Bottom line, think hard before you apply to graduate school, and be prepared for the tough job hunt if you go.

Monday, December 2, 2013

On Gifts for Job Seekers

This is the time of year when career coaches list gifts for job seekers, things like nice pen sets for the interview, a Metro card for heading to interviews, or even one month's payment of their electric bill. It's a nice gesture, but sometimes I think it's like getting someone on a diet rice cakes and nonfat, sugar free coffee creamer. Who wants to be reminded of their jobless status again and again?

Of course, if someone you know is really hurting, then an offer of help is appropriate, and you know your friends better than me. This is just my approach, but I usually get the person the gift I'd give them if they were employed. A book about their favorite hobby, a necklace they've admired. All gift-giving approaches stay the same.

What I also try to give them:

My complete confidence in them. I've seen it time and again. Family members or friends worry aloud in the job seeker's presence about the economy, or the job seeker's industry, or the job seeker's own background as it relates to the job their targeting. Or friends might not say anything, but they get a pitying look in their eyes. When I work with people struggling with their career, many get stuck under the sheer weight of other people's anxiety. It can be hard enough searching for work or trying to make a change in your career while burdened with everyone's worry.  I don't bypass their situation. I just say something like, "I heard you were looking.
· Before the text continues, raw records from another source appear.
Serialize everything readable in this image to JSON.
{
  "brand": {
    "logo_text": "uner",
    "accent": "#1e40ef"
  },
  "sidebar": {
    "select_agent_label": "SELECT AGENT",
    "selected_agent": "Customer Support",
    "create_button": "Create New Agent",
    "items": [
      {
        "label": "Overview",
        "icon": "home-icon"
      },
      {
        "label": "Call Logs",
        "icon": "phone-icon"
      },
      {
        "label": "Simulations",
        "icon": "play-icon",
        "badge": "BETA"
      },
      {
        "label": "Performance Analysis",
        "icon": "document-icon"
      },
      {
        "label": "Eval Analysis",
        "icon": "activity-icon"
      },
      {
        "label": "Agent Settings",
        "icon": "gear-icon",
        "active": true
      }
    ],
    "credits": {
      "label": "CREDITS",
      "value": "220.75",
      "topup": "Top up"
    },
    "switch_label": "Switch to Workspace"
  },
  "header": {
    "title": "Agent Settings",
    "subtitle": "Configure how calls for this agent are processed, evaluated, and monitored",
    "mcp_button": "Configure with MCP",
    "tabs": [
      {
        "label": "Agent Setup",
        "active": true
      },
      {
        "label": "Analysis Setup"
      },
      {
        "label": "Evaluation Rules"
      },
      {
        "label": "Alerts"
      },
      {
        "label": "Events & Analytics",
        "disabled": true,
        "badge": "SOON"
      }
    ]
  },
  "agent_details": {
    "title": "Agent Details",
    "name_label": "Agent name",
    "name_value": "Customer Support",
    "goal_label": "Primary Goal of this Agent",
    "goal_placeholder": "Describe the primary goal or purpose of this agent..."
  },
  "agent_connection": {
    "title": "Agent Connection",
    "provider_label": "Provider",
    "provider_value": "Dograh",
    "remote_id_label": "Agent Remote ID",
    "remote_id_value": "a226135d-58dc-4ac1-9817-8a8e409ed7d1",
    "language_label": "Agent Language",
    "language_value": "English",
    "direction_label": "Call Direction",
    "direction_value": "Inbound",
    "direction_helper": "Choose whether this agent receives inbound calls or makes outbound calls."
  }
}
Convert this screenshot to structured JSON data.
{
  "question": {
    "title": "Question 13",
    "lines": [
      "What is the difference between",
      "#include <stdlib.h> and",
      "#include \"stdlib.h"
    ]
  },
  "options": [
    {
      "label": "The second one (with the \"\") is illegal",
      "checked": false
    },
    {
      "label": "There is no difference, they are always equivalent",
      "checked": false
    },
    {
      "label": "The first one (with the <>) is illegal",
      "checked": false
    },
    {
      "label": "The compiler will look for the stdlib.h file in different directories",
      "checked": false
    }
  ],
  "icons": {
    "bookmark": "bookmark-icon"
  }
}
I'm sure someone with your skills will be snapped up soon. If there's anything I can do..." Yeah, it could come off as condescending, but I hope not. I just say it and move on with the conversation.

"How 'bout those Steelers?" I divert conversation should too much focus suddenly fall to the job seeker. Then I get them their favorite beverage.
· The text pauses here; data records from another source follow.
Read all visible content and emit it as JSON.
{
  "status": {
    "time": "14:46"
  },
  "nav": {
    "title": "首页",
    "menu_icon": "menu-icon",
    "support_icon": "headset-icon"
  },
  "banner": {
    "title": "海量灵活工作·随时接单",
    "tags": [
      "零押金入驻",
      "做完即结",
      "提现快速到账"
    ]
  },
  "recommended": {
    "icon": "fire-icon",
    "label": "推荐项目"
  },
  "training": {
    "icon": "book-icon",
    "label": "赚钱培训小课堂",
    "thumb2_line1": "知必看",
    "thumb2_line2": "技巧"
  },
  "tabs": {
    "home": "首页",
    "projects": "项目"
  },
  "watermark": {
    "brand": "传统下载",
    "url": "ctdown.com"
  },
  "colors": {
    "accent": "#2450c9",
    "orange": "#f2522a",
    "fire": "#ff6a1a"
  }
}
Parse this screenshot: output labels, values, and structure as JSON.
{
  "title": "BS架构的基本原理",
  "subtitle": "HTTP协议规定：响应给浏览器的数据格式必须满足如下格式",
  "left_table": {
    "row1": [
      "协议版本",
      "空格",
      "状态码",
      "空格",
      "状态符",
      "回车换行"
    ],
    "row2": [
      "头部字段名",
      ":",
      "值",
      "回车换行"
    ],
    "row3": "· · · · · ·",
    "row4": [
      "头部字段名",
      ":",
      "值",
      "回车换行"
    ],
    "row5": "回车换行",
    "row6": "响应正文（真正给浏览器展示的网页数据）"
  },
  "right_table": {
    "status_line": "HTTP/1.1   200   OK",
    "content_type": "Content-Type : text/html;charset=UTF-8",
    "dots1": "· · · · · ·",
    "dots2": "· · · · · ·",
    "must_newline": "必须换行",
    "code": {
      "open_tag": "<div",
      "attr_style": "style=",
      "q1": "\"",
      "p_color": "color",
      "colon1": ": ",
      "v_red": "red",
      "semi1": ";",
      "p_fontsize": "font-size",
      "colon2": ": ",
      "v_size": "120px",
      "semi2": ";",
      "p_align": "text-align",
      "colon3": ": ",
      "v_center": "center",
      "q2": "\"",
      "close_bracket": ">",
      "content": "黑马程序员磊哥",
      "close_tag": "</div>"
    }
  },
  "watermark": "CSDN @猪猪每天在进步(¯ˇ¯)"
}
I'm on LinkedIn. Sounds like a selfish thing, but it's an easy, discrete way for all of us to offer up our contacts to someone without the person having to ask us. So, I ask the job seeker if I can link to them, and then let them take it from there. They can include my network in searches for companies they're targeting, and then if they want an introduction they can request one by email.

If you're the job seeker, well, I'm sure someone with your skills will be snatched up soon! Some things I've done in your position:
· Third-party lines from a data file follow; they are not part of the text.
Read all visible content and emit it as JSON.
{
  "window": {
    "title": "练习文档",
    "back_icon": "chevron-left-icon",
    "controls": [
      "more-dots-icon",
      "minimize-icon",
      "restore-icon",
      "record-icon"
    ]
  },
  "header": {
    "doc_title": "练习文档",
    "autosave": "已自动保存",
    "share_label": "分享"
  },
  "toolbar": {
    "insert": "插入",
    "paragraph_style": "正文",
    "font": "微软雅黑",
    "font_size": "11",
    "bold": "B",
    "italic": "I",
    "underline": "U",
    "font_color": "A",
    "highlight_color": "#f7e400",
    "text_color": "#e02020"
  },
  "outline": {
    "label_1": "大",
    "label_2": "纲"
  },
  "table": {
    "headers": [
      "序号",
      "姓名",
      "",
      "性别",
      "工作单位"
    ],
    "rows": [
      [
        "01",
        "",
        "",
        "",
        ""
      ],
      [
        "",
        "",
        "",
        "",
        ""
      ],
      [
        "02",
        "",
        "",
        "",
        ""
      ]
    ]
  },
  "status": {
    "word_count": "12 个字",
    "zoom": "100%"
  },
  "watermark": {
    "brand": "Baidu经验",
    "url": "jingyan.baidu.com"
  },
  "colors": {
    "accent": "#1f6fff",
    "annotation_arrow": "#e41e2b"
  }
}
I've dragged myself to more parties than I wanted to. I'm an introvert, so my tendency is to hunker down at home and read a good job-related book and tell myself I'm furthering my career. This is my fallback position and I know it, so I try to stretch myselfbeyond this. This had a few benefits. One, I dress in something other than sweats, my unemployed uniform of choice, always good for the self-esteem. Two, I get out and let people know I'm interested in a certain position, and did they know anyone with an opening?

I didn't worry about gifts that year. Instead, I got my closest family members something small and personal and then let the rest go.

I kept job hunting through the holiday. There's no reason to stop, and sometimes you can get your resume in front of people when they have down time at work. Why not go for it?

I read through professional kudos. One thing I try to do at any job is save a file of thank you notes and other proof that other people think I did a good job. Then when I go through a rough patch, I pull up that folder. Sometimes it's the smallest things that give me a lift. A friend did a spoof front page of a publication I used to edit on my last day of work. I have it framed by my desk, and it always makes smile. If you don't do this, start! Even if it's just a thank you note for some gesture you did that's not career-related. Likewise, send other people those notes. Write your stylist a thank you card for Christmas and get specific about how their work affected your life. Create good career karma!

Just a few suggestions. I hope you had a wonderful Thanksgiving and Hanukkah!